They go on to say: “This approach allows for nuanced, responsive and appropriate regulations to be applied; ensuring supply is safe, while preventing a market free-for-all. Each drug (including different preparations) would be regulated based on a detailed assessment of the risks it presents. We have identified five broad types of regulation through which currently, illegal drugs could be supplied in future.”

Their five categories range from low-risk drugs Category 1 such as caffeine, which is not really regulated at the moment as far as I am aware, to high-risk Category 5. Category 2 is similar to the regulation applied to alcohol sold in pubs where the product is consumed on the premises. They see local licensing authorities having the power to issue licences and applying conditions.

Category 3 is supply for home use as in off-licences and tobacconists. Retailers need to acquire a licence for sale from their local authority. They are advocating state-owned retail outlets to ensure better control, as they seem to fear the private sector might turn into legal drug deals. I really don’t see any difference between Category 2 and 3.
In Category 4, they recommend that sales be limited to specialist pharmacy outlets, with well-trained staff and tight restrictions on availability, product display, etc. This is the model they recommend for the sale of most stimulant drugs, such as powder cocaine and MDMA. They also recommend that outlets are state-owned, as they see this as the best way to prevent excessive marketing and profit-driven sales.
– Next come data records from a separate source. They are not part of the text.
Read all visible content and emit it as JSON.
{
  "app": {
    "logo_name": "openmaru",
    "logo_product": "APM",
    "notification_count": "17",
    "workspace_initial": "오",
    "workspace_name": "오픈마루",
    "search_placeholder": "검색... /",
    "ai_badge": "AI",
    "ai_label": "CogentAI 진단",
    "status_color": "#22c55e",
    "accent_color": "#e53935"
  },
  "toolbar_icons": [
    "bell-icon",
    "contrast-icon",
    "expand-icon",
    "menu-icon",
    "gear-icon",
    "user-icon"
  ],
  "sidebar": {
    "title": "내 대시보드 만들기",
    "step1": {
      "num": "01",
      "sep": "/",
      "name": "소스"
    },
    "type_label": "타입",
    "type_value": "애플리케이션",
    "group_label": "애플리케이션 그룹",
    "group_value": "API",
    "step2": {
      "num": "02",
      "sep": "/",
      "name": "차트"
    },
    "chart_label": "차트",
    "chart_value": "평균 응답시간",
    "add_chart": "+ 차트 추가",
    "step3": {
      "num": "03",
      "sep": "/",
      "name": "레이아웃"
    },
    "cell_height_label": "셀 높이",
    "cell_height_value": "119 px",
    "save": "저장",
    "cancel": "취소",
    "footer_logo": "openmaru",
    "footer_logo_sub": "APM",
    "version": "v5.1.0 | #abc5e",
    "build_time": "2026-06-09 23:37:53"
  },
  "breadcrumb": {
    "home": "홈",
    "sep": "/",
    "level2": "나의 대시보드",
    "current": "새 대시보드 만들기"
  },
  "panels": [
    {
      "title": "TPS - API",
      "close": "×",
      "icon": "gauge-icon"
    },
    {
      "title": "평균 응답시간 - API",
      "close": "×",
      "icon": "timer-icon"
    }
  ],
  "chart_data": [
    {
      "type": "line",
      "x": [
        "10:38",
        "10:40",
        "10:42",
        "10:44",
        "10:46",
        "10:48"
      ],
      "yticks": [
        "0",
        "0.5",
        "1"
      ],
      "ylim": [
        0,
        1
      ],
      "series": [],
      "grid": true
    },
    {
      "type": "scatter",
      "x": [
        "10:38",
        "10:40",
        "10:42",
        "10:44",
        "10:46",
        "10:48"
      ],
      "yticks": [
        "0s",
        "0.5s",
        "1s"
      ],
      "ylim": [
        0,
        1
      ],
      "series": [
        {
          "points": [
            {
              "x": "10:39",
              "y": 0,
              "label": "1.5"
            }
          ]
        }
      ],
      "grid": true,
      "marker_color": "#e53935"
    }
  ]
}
In Category 5, they propose a prescription-only model but only for the highest-risk drugs, yet they fail to elaborate on which drugs might be in this category. Drugs are prescribed to a named user by a qualified and licensed medical practitioner. They are dispensed by a licensed practitioner or pharmacist from a licensed pharmacy or other designated outlet. The Scottish government have been keen to implement this type of prescribing for heroin in Scotland but they can’t change the law due to MDA being a reserved power in Westminster. Westminster is not minded to allow this change.

The Transform Drug Policy Foundation paper is an interesting if not naive suggestion for reform. There is little doubt that society is moving to a more liberal stance on recreational use of drugs but I think MDA, with appropriate amendments, will be with us for some time to come because no matter how liberal you might be on the use of psychoactive drugs, greater access will only result in more ruined lives, such as John’s. Happy birthday, MDA. Many happy returns.

Terry Maguire
Terry Maguire

Terry Maguire owns two pharmacies in Belfast. He is an honorary senior lecturer at the School of Pharmacy, Queen’s University of Belfast. His research interests include the contribution of community pharmacy to improving public health